Elected Officials from Southern Coastal States call on Europe to Protect Forests
Following the Devastation of Hurricane Matthew to Southern Coastal Communities, Group Calls for an End To Burning Forests for Fuel and Increased Protection for Wetlands on the International Day of Natural Disaster Reduction
Asheville, NC – Today, local elected officials spanning political parties and several Southeastern states sent a letter to European leaders asking them to promptly reform bioenergy policies that incentivize the destruction and logging of forests. In accordance with the UN-recognized International Day of Natural Disaster Reduction, local elected officials from Virginia to Florida took their local leadership to an international level.
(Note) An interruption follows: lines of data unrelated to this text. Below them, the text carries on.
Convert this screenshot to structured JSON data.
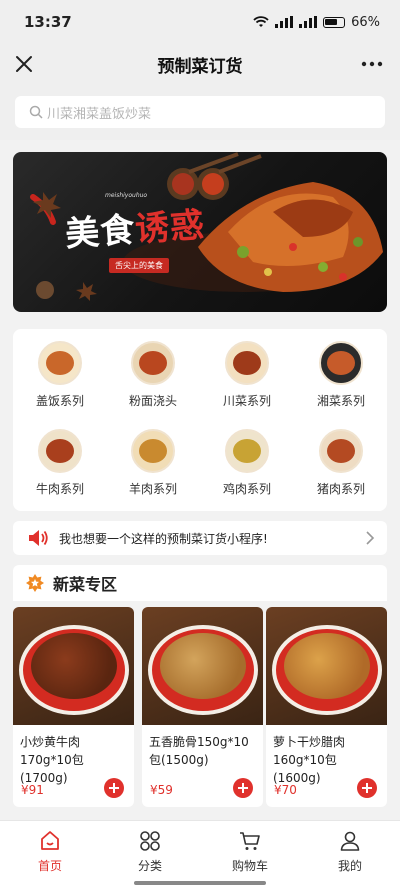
{
  "status_bar": {
    "time": "13:37",
    "battery": "66%"
  },
  "nav": {
    "title": "预制菜订货",
    "close_icon": "close-icon",
    "more_icon": "more-icon"
  },
  "search": {
    "placeholder": "川菜湘菜盖饭炒菜"
  },
  "banner": {
    "title_main": "美食",
    "title_accent": "诱惑",
    "pinyin": "meishiyouhuo",
    "subtitle": "舌尖上的美食"
  },
  "categories": [
    {
      "label": "盖饭系列"
    },
    {
      "label": "粉面浇头"
    },
    {
      "label": "川菜系列"
    },
    {
      "label": "湘菜系列"
    },
    {
      "label": "牛肉系列"
    },
    {
      "label": "羊肉系列"
    },
    {
      "label": "鸡肉系列"
    },
    {
      "label": "猪肉系列"
    }
  ],
  "notice": {
    "text": "我也想要一个这样的预制菜订货小程序!"
  },
  "section": {
    "title": "新菜专区"
  },
  "products": [
    {
      "name": "小炒黄牛肉170g*10包(1700g)",
      "price": "¥91"
    },
    {
      "name": "五香脆骨150g*10包(1500g)",
      "price": "¥59"
    },
    {
      "name": "萝卜干炒腊肉160g*10包(1600g)",
      "price": "¥70"
    }
  ],
  "tabs": [
    {
      "label": "首页",
      "active": true
    },
    {
      "label": "分类",
      "active": false
    },
    {
      "label": "购物车",
      "active": false
    },
    {
      "label": "我的",
      "active": false
    }
  ],
  "colors": {
    "accent": "#e0312c",
    "background": "#f2f2f2"
  }
}
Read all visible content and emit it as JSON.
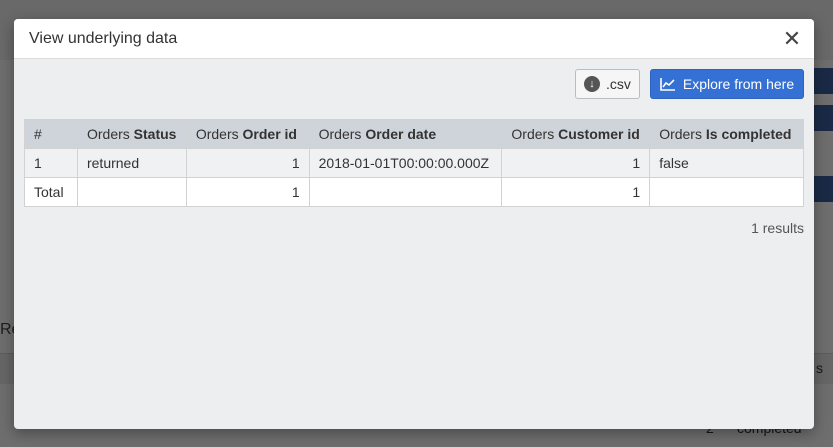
{
  "modal": {
    "title": "View underlying data",
    "close_glyph": "✕",
    "csv_label": ".csv",
    "explore_label": "Explore from here",
    "results_text": "1 results"
  },
  "table": {
    "headers": [
      {
        "prefix": "#",
        "bold": ""
      },
      {
        "prefix": "Orders ",
        "bold": "Status"
      },
      {
        "prefix": "Orders ",
        "bold": "Order id"
      },
      {
        "prefix": "Orders ",
        "bold": "Order date"
      },
      {
        "prefix": "Orders ",
        "bold": "Customer id"
      },
      {
        "prefix": "Orders ",
        "bold": "Is completed"
      }
    ],
    "rows": [
      [
        "1",
        "returned",
        "1",
        "2018-01-01T00:00:00.000Z",
        "1",
        "false"
      ]
    ],
    "total": [
      "Total",
      "",
      "1",
      "",
      "1",
      ""
    ]
  },
  "background": {
    "partial_label": "Re",
    "cell_number": "2",
    "cell_text": "completed",
    "corner_text": "s"
  },
  "colors": {
    "primary": "#3570d4",
    "header_bg": "#cfd4da"
  }
}
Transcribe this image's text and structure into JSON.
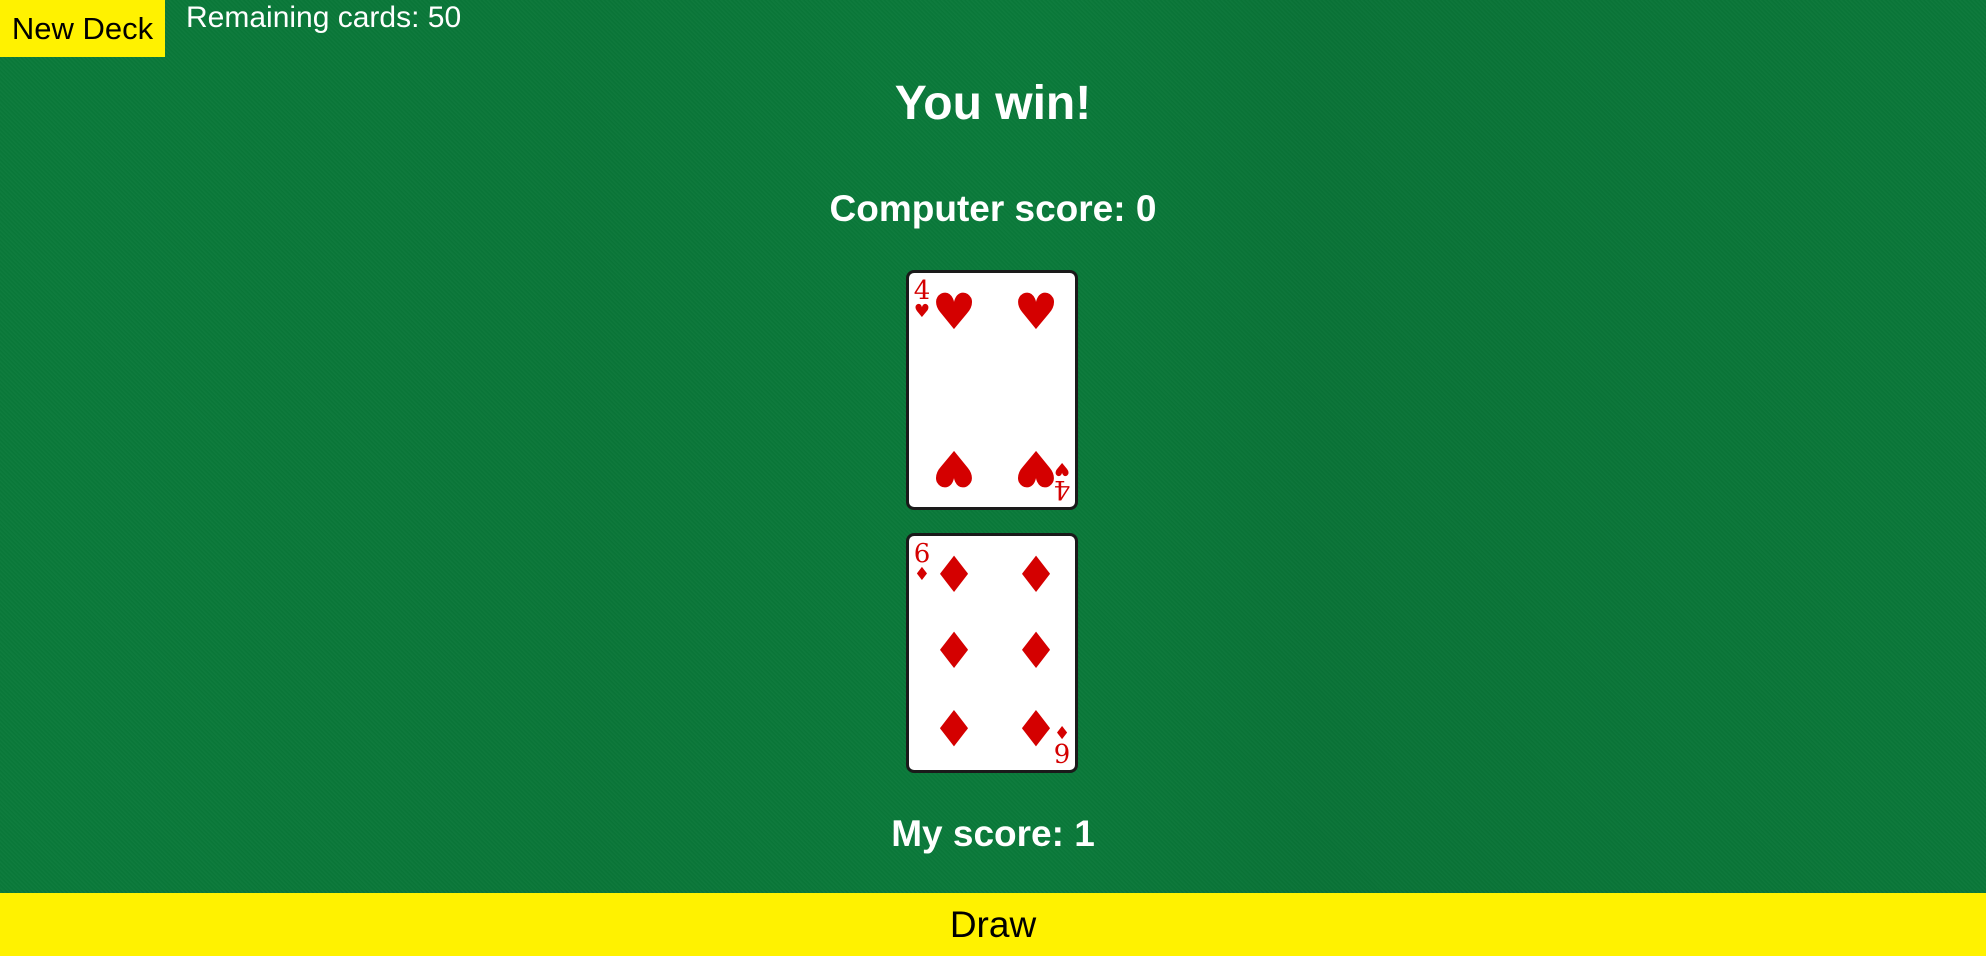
{
  "toolbar": {
    "new_deck_label": "New Deck",
    "remaining_text": "Remaining cards: 50"
  },
  "status": {
    "result_text": "You win!"
  },
  "scores": {
    "computer_text": "Computer score: 0",
    "player_text": "My score: 1"
  },
  "cards": {
    "computer": {
      "rank": "4",
      "suit": "hearts",
      "suit_symbol": "♥",
      "color": "#d40000"
    },
    "player": {
      "rank": "6",
      "suit": "diamonds",
      "suit_symbol": "♦",
      "color": "#d40000"
    }
  },
  "actions": {
    "draw_label": "Draw"
  },
  "colors": {
    "felt": "#0a7a3a",
    "button": "#fff200",
    "card_red": "#d40000"
  }
}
Representing over one million Southerners, the public officials want to enhance their communities’ resilience to extreme weather conditions brought on by climate change by communicating directly with European officials who are impacting their ability to do so.
This letter follows on the heels of Hurricane Matthew which claimed the lives of nineteen people in North Carolina and caused billions of dollars in damages that will take years to recover from. In the past 60 years, the Southern US has lost 33 million acres of natural forests including over 75% of our forested wetlands, which provide protection from flooding and storm surge when left standing. Leading economists estimate the protection coastal wetland forests provide communities from extreme weather at over $24 Billion dollars.
“Forests are one of our best defenses against natural disasters. Whether it’s flooding, landslides, storm surges, droughts, or hurricanes, forests play a vital role in the protection of lives and livelihoods,” said James Holmes, County Commissioner from Chatham County, Georgia. “No matter what type of storm threatens our local communities, allowing natural forests to remain intact is a cost-effective investment and helps save the lives of our citizens.”
Since the European Union’s original bioenergy policy was created in 2010, tens of millions of tons of wood pellets have been exported from Southern forests to fuel European Union ‘renewable’ energy quotas. Many of the forests lost have been from bottomland hardwood forests which are not only precious environmental habitat but also provide critical flood protection to our coastal communities.
“As it stands, the European Union’s bioenergy policy and its associated subsidies are driving an unsustainable expansion of wood pellet manufacturing facilities in our region. These policies, though originally well-intentioned, incentivize industrial logging and degradation of our native southeastern forests, including coastal wetland forests.” said Philip Stoddard from South Miami, Florida.
The EU Commission is currently determining the future of its bioenergy policy and plans to release a new policy in late 2016 which is what stimulated these officials to act. According to the letter, the local elected officials came together for the protection of forests from bioenergy to “ensure our economic prosperity, to protect our health and children, and to ensure our security and safety.”
Daniel Dietch, Mayor of Surfside Florida, summarized their concerns, “I understand the role that forests play in reducing vulnerability to natural disasters and I also understand that one of the best ways to protect the communities we represent is by supporting the conservation of our standing forests and improving management practices in our working forests.”